**Activity**
Your answer should be the records again, unchanged in wording and free of images.

**Working data**
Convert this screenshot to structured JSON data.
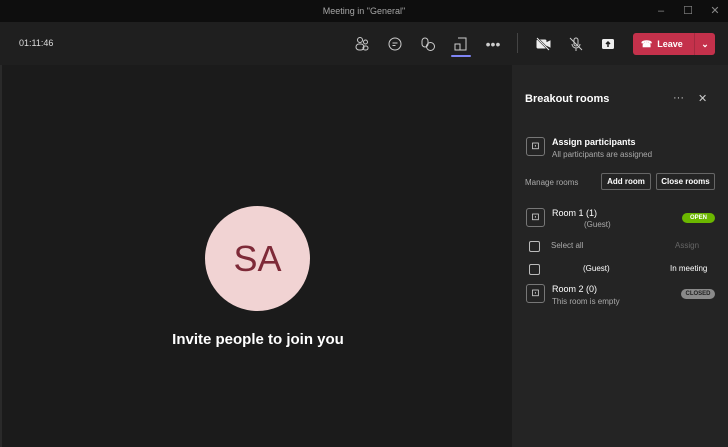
{
  "window": {
    "title": "Meeting in \"General\""
  },
  "toolbar": {
    "timer": "01:11:46",
    "leave_label": "Leave"
  },
  "stage": {
    "avatar_initials": "SA",
    "invite_text": "Invite people to join you"
  },
  "panel": {
    "title": "Breakout rooms",
    "assign": {
      "title": "Assign participants",
      "subtitle": "All participants are assigned"
    },
    "manage_label": "Manage rooms",
    "add_room": "Add room",
    "close_rooms": "Close rooms",
    "rooms": [
      {
        "name": "Room 1 (1)",
        "detail": "(Guest)",
        "status": "OPEN"
      },
      {
        "name": "Room 2 (0)",
        "detail": "This room is empty",
        "status": "CLOSED"
      }
    ],
    "select_all": "Select all",
    "assign_label": "Assign",
    "participant": {
      "name": "(Guest)",
      "state": "In meeting"
    }
  },
  "colors": {
    "accent": "#7f85f5",
    "leave": "#c4314b",
    "open": "#6bb700",
    "closed": "#8a8a8a"
  }
}
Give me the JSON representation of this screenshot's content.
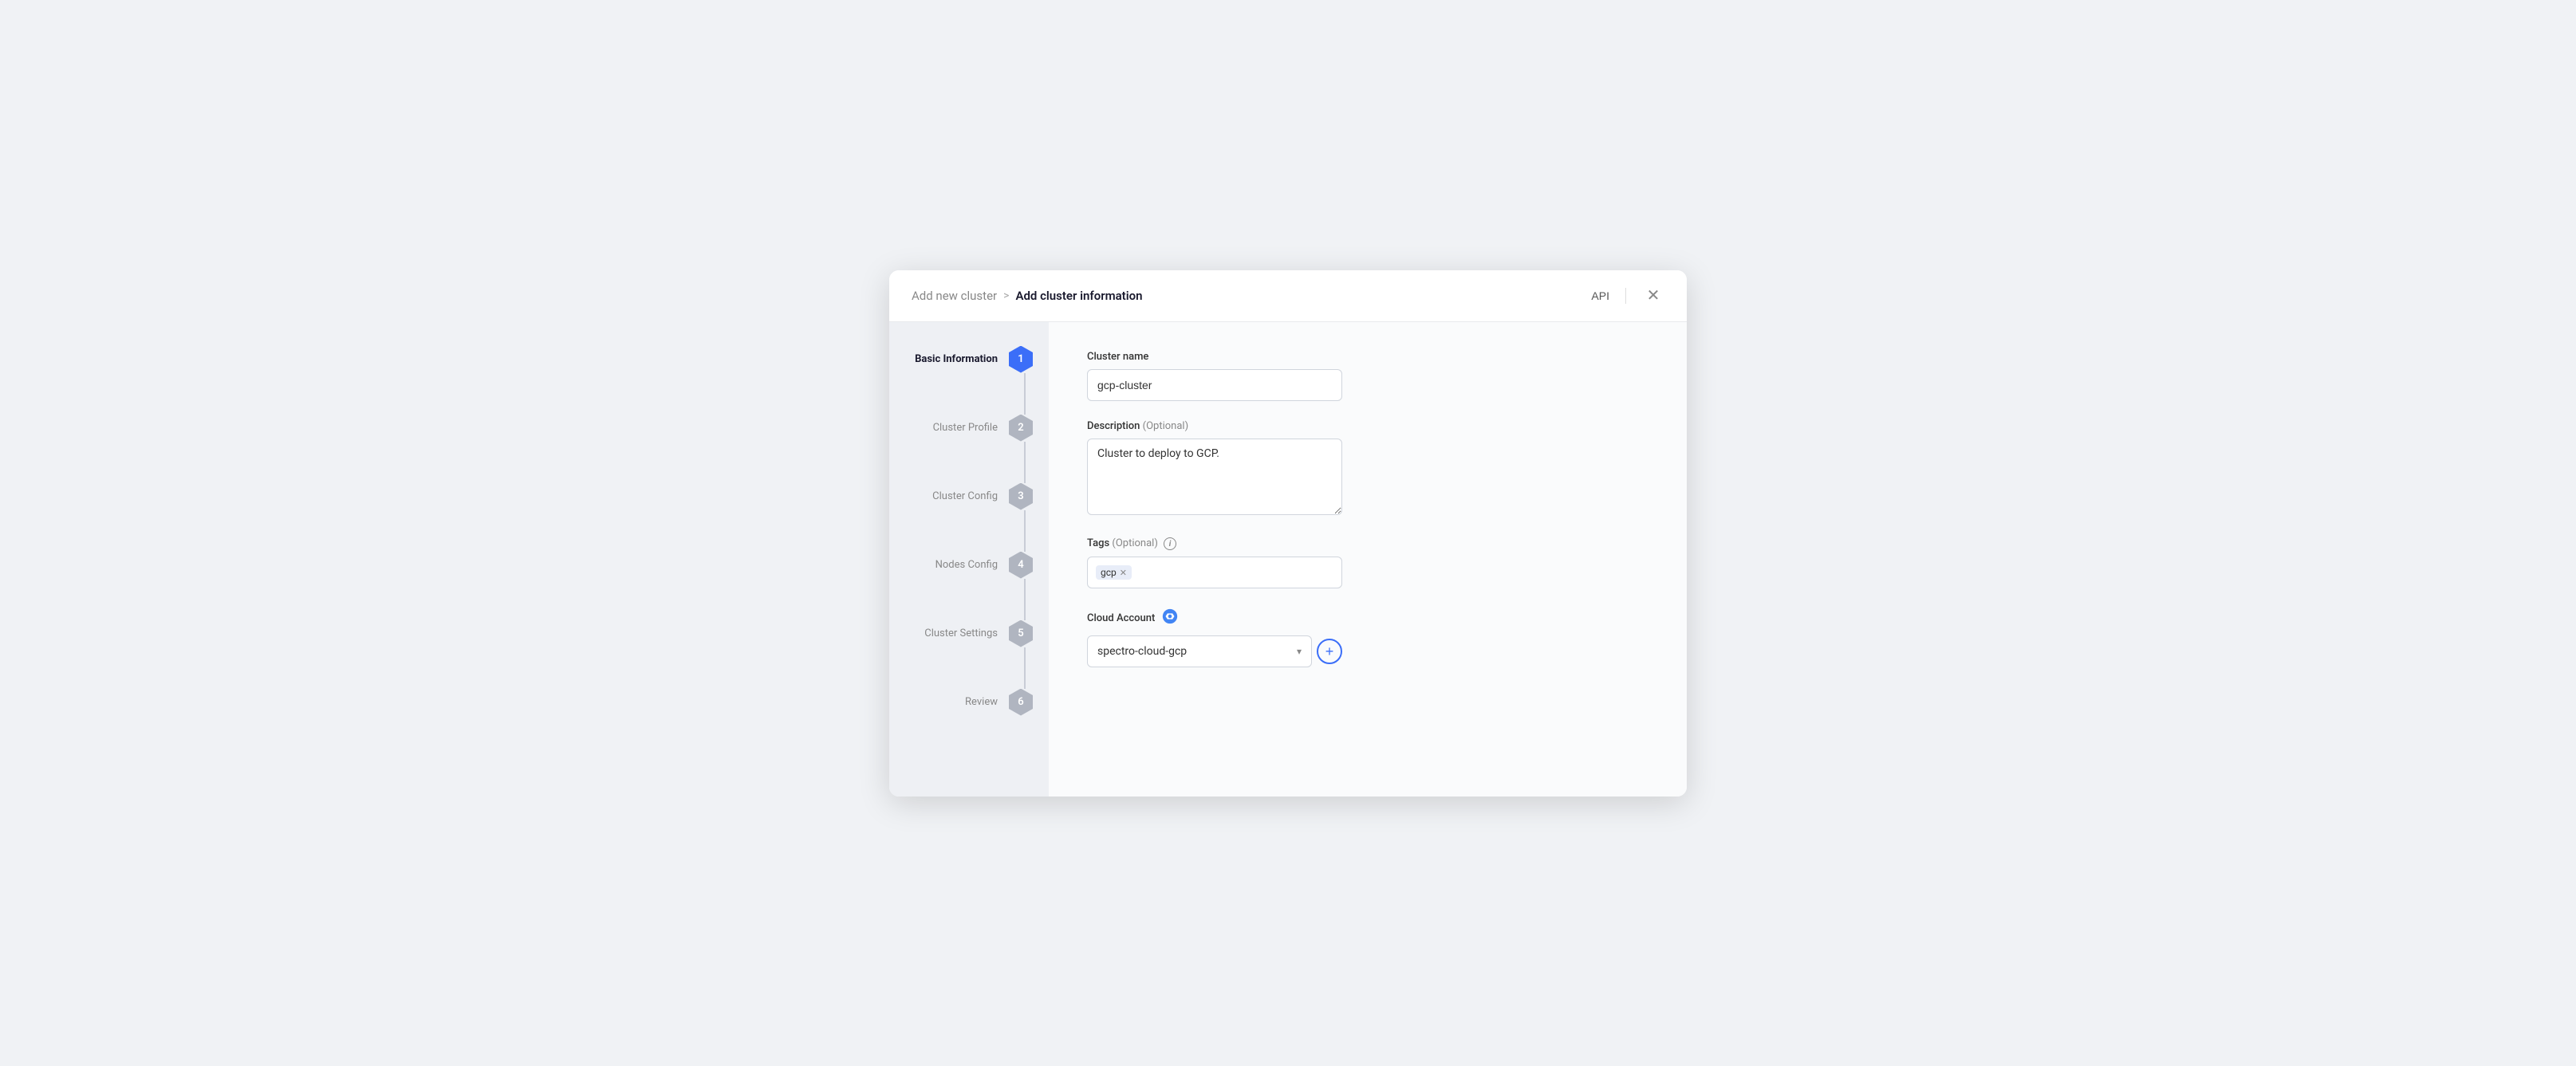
{
  "header": {
    "breadcrumb_parent": "Add new cluster",
    "breadcrumb_separator": ">",
    "breadcrumb_current": "Add cluster information",
    "api_label": "API",
    "close_icon": "✕"
  },
  "sidebar": {
    "steps": [
      {
        "label": "Basic Information",
        "number": "1",
        "active": true
      },
      {
        "label": "Cluster Profile",
        "number": "2",
        "active": false
      },
      {
        "label": "Cluster Config",
        "number": "3",
        "active": false
      },
      {
        "label": "Nodes Config",
        "number": "4",
        "active": false
      },
      {
        "label": "Cluster Settings",
        "number": "5",
        "active": false
      },
      {
        "label": "Review",
        "number": "6",
        "active": false
      }
    ]
  },
  "form": {
    "cluster_name_label": "Cluster name",
    "cluster_name_value": "gcp-cluster",
    "description_label": "Description",
    "description_optional": "(Optional)",
    "description_value": "Cluster to deploy to GCP.",
    "tags_label": "Tags",
    "tags_optional": "(Optional)",
    "tags_info_icon": "i",
    "tags": [
      {
        "value": "gcp"
      }
    ],
    "cloud_account_label": "Cloud Account",
    "cloud_account_icon": "🌐",
    "cloud_account_selected": "spectro-cloud-gcp",
    "add_account_icon": "+"
  }
}
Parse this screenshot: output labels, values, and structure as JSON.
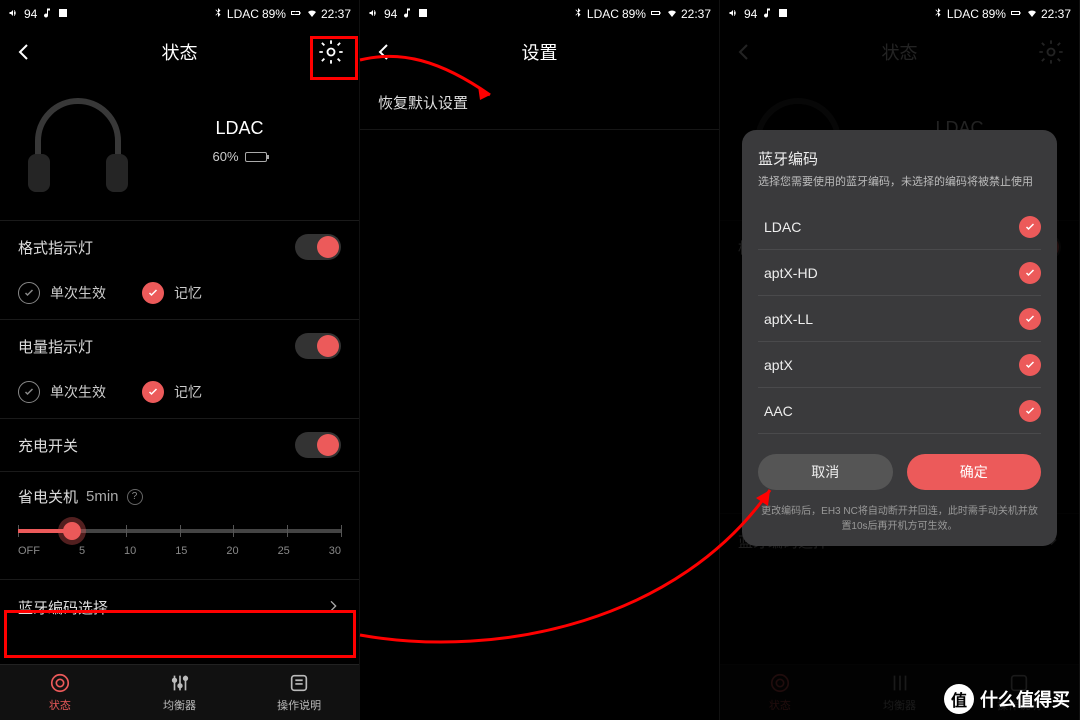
{
  "statusbar": {
    "vol": "94",
    "codec": "LDAC",
    "batt_pct": "89%",
    "time": "22:37"
  },
  "screen1": {
    "title": "状态",
    "codec": "LDAC",
    "batt_pct_text": "60%",
    "format_led": "格式指示灯",
    "once": "单次生效",
    "memory": "记忆",
    "power_led": "电量指示灯",
    "charge_switch": "充电开关",
    "power_save": "省电关机",
    "power_save_val": "5min",
    "ticks": {
      "t0": "OFF",
      "t1": "5",
      "t2": "10",
      "t3": "15",
      "t4": "20",
      "t5": "25",
      "t6": "30"
    },
    "bt_codec_select": "蓝牙编码选择",
    "tabs": {
      "status": "状态",
      "eq": "均衡器",
      "manual": "操作说明"
    }
  },
  "screen2": {
    "title": "设置",
    "restore": "恢复默认设置"
  },
  "screen3": {
    "dialog_title": "蓝牙编码",
    "dialog_sub": "选择您需要使用的蓝牙编码，未选择的编码将被禁止使用",
    "opts": {
      "o0": "LDAC",
      "o1": "aptX-HD",
      "o2": "aptX-LL",
      "o3": "aptX",
      "o4": "AAC"
    },
    "cancel": "取消",
    "ok": "确定",
    "note": "更改编码后，EH3 NC将自动断开并回连，此时需手动关机并放置10s后再开机方可生效。",
    "bt_codec_select": "蓝牙编码选择"
  },
  "watermark": {
    "badge": "值",
    "text": "什么值得买"
  }
}
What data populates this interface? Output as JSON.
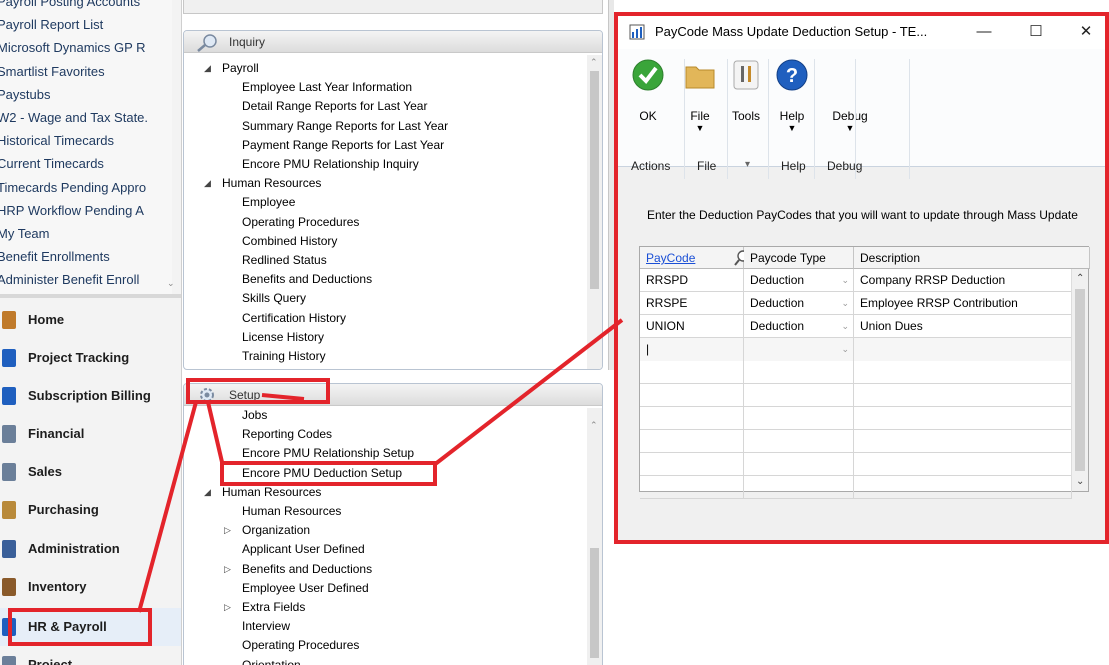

**Task solution**
Convert this screenshot to structured JSON data.
{
  "window": {
    "title": "Meeting in \"General\""
  },
  "toolbar": {
    "timer": "01:11:46",
    "leave_label": "Leave"
  },
  "stage": {
    "avatar_initials": "SA",
    "invite_text": "Invite people to join you"
  },
  "panel": {
    "title": "Breakout rooms",
    "assign": {
      "title": "Assign participants",
      "subtitle": "All participants are assigned"
    },
    "manage_label": "Manage rooms",
    "add_room": "Add room",
    "close_rooms": "Close rooms",
    "rooms": [
      {
        "name": "Room 1 (1)",
        "detail": "(Guest)",
        "status": "OPEN"
      },
      {
        "name": "Room 2 (0)",
        "detail": "This room is empty",
        "status": "CLOSED"
      }
    ],
    "select_all": "Select all",
    "assign_label": "Assign",
    "participant": {
      "name": "(Guest)",
      "state": "In meeting"
    }
  },
  "colors": {
    "accent": "#7f85f5",
    "leave": "#c4314b",
    "open": "#6bb700",
    "closed": "#8a8a8a"
  }
}
Give me the JSON representation of this screenshot's content.
{
  "header": {
    "breadcrumb_parent": "Add new cluster",
    "breadcrumb_separator": ">",
    "breadcrumb_current": "Add cluster information",
    "api_label": "API",
    "close_icon": "✕"
  },
  "sidebar": {
    "steps": [
      {
        "label": "Basic Information",
        "number": "1",
        "active": true
      },
      {
        "label": "Cluster Profile",
        "number": "2",
        "active": false
      },
      {
        "label": "Cluster Config",
        "number": "3",
        "active": false
      },
      {
        "label": "Nodes Config",
        "number": "4",
        "active": false
      },
      {
        "label": "Cluster Settings",
        "number": "5",
        "active": false
      },
      {
        "label": "Review",
        "number": "6",
        "active": false
      }
    ]
  },
  "form": {
    "cluster_name_label": "Cluster name",
    "cluster_name_value": "gcp-cluster",
    "description_label": "Description",
    "description_optional": "(Optional)",
    "description_value": "Cluster to deploy to GCP.",
    "tags_label": "Tags",
    "tags_optional": "(Optional)",
    "tags_info_icon": "i",
    "tags": [
      {
        "value": "gcp"
      }
    ],
    "cloud_account_label": "Cloud Account",
    "cloud_account_icon": "🌐",
    "cloud_account_selected": "spectro-cloud-gcp",
    "add_account_icon": "+"
  }
}
Parse this screenshot: output labels, values, and structure as JSON.
{
  "statusbar": {
    "vol": "94",
    "codec": "LDAC",
    "batt_pct": "89%",
    "time": "22:37"
  },
  "screen1": {
    "title": "状态",
    "codec": "LDAC",
    "batt_pct_text": "60%",
    "format_led": "格式指示灯",
    "once": "单次生效",
    "memory": "记忆",
    "power_led": "电量指示灯",
    "charge_switch": "充电开关",
    "power_save": "省电关机",
    "power_save_val": "5min",
    "ticks": {
      "t0": "OFF",
      "t1": "5",
      "t2": "10",
      "t3": "15",
      "t4": "20",
      "t5": "25",
      "t6": "30"
    },
    "bt_codec_select": "蓝牙编码选择",
    "tabs": {
      "status": "状态",
      "eq": "均衡器",
      "manual": "操作说明"
    }
  },
  "screen2": {
    "title": "设置",
    "restore": "恢复默认设置"
  },
  "screen3": {
    "dialog_title": "蓝牙编码",
    "dialog_sub": "选择您需要使用的蓝牙编码，未选择的编码将被禁止使用",
    "opts": {
      "o0": "LDAC",
      "o1": "aptX-HD",
      "o2": "aptX-LL",
      "o3": "aptX",
      "o4": "AAC"
    },
    "cancel": "取消",
    "ok": "确定",
    "note": "更改编码后，EH3 NC将自动断开并回连，此时需手动关机并放置10s后再开机方可生效。",
    "bt_codec_select": "蓝牙编码选择"
  },
  "watermark": {
    "badge": "值",
    "text": "什么值得买"
  }
}
What data populates this interface? Output as JSON.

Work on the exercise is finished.